These fairly convincing “confessions” weren’t the last ones the guys made, though. Lodmalm tried to write a new fresh chapter from the Cemetary saga, only under a different name, Sundown, but the two albums that saw the light of day as this incarnation were lame electronic, keyboard-drawn gothic/wave teasers that largely delineated the fanbase. After a lengthy 8-year hiatus he returned to his old love, already turned into a one-man army by that time, and hit with “Phantasma”, a decent albeit hardly exceptional swansong to the man’s meanderings through the metal “jungle” which also included one stunt under the Cemetary 1213 moniker (one album, “The Beast Divine”, 2000). Sundowns, cemetaries, confessions… a lot of things the audience saw from these purveyors, or rather purveyor, of the metal idea who refused for a long time to settle for the afterlife in a graveyard somewhere, buried deep. The Cemetary “corpse” has stopped kicking which I personally find hard to believe; it hasn’t made its last confession yet…

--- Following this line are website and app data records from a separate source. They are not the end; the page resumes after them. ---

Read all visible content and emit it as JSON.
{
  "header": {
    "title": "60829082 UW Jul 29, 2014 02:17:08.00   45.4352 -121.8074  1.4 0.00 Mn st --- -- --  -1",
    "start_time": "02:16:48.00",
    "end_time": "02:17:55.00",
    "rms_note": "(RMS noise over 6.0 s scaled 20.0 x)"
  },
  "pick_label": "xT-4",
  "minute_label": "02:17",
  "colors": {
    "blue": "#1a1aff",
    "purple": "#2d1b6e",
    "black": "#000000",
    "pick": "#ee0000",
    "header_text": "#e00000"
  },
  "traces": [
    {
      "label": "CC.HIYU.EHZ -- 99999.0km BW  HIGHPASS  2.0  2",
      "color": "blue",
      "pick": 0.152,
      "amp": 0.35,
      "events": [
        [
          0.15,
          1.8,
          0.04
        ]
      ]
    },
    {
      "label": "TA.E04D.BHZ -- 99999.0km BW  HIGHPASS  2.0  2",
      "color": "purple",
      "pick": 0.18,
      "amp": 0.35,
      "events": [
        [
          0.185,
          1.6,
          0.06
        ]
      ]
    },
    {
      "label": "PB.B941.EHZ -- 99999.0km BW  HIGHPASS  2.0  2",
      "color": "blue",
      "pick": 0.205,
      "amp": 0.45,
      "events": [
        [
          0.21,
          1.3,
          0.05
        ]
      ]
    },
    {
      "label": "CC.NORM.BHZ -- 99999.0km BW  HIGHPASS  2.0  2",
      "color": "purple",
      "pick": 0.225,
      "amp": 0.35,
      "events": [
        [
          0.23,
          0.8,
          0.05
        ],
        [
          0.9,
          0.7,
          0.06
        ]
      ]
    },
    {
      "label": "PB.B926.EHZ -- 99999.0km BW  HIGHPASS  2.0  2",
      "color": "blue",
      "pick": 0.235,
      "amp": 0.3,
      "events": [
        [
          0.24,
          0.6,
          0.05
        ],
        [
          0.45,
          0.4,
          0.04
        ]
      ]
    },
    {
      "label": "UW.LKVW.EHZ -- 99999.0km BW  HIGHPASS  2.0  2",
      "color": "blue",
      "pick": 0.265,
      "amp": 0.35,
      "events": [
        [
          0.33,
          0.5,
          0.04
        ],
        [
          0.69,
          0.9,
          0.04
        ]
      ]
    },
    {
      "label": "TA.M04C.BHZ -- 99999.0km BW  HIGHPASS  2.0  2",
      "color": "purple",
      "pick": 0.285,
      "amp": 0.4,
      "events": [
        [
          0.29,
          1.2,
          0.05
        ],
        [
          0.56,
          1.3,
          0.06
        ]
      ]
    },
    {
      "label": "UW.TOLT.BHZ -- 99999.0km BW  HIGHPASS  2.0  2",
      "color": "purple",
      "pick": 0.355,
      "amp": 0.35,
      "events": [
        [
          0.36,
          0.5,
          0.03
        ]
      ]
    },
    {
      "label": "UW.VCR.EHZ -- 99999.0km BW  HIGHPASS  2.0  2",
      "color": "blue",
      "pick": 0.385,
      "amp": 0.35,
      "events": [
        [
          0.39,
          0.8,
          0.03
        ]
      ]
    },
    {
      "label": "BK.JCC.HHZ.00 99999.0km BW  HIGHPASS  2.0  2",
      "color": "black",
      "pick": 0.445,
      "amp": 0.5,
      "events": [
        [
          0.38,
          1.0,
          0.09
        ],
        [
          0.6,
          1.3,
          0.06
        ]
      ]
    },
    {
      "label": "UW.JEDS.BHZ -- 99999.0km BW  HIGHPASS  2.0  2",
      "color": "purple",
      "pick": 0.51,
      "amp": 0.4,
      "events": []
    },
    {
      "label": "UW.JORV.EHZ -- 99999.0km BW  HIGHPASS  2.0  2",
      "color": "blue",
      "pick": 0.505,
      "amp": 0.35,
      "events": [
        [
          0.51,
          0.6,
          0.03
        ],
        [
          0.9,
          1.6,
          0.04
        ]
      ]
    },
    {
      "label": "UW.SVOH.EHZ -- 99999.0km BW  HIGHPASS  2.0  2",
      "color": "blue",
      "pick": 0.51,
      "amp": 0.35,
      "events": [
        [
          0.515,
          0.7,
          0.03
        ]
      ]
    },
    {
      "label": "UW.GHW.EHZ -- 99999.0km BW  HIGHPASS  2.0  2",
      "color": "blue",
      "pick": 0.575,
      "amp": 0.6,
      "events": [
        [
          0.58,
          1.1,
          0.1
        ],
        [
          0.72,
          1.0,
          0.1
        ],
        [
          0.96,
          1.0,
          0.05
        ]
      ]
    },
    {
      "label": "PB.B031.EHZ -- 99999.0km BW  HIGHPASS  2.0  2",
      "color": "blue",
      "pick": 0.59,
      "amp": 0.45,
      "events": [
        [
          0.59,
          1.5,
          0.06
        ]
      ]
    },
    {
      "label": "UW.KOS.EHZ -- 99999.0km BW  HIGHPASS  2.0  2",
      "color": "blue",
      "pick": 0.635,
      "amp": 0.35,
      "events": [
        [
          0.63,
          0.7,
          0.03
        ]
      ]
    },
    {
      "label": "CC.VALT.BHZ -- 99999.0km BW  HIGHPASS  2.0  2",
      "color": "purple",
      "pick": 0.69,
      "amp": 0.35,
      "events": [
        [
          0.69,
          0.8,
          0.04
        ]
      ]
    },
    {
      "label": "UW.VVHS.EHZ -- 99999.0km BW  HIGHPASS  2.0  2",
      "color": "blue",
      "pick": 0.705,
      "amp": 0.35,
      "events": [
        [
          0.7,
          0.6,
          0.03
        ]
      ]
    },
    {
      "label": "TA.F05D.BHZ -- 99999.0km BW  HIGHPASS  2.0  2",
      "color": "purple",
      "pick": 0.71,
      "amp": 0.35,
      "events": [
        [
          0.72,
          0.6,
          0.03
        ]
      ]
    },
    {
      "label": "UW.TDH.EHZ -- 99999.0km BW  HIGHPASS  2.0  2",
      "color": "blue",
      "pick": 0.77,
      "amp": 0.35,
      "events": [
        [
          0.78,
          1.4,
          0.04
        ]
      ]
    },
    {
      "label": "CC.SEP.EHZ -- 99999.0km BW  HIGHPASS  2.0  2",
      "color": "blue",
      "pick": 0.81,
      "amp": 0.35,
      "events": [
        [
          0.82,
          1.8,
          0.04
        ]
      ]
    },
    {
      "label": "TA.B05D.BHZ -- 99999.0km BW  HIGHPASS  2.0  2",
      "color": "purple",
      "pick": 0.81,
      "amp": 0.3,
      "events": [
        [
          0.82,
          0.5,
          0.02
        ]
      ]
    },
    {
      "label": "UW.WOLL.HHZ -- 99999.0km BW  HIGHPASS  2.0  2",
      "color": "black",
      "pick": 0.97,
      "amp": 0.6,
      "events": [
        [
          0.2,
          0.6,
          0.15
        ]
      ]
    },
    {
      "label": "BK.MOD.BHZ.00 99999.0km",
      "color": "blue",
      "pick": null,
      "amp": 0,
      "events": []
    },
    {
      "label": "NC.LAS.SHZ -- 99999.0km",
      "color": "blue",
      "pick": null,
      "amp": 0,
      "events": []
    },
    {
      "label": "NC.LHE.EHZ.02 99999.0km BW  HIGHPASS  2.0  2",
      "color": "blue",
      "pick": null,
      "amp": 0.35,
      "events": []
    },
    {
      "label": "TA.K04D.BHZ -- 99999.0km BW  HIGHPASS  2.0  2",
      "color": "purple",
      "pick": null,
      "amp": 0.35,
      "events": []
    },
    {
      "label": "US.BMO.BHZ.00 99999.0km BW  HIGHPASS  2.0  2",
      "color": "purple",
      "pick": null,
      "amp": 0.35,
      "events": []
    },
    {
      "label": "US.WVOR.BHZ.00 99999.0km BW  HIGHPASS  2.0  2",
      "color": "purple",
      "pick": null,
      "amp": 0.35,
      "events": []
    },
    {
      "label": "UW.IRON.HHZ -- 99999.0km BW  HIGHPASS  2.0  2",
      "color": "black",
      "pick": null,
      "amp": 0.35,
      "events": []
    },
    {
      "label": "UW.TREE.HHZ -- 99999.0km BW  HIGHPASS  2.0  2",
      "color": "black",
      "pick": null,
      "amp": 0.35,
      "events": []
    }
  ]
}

The beast is bound to end us all - 60%

TowardsMorthond, August 28th, 2012

Last Confessions marks the final recording from Cemetary before vocalist/guitarist Mathias Lodmalm shifted his priority to his new project, Sundown. At twenty-eight minutes and eight songs, and no lyrics or credits in the booklet, the album feels incomplete and carelessly constructed. The material functions within the same musical realm of straightforward gothic metal/rock as previous efforts, yet with a dirtier, heavier sound.

"The closer that you crawl
Just the further I will fall
Can’t keep me from dying
Can’t save me at all"

The majority of these songs are up‑tempo rockers laced with the band’s familiar dark atmospheres and melodies. The opening pair of "Forever" and "Caress The Damned" get the disc off to a storming start, with the latter in particular one of the best moments in the band’s history. Both are fantastic dark metal/rock songs full of atmosphere and emotion, fueled by powerful rhythms, glistening melodies, burning riffs, and engaging vocals. "Fields of Fire" is another highlight, a driving midnight rocker with an interesting whisper effect on the vocals that gives the track a ghostly aura. "Carbon Heart" sounds like a Sundown leftover, as its pattern reflects that album’s character of design, though its quicker pace makes it a better fit for this album. These four songs are the best the album has to offer. The remaining four range from decent (the psychedelically tinged space rocker "1213 Trancegalactica") to awful ("One Burning Night" features dreadfully uninspired vocals by Lodmalm over dull slow‑churning blues‑rock). Lodmalm would resurrect Cemetary a few years later with an all‑new line‑up, but at the time Last Confessions felt like a rushed and ultimately disappointing send‑off for one of the most underrated bands of the gothic/doom metal genre.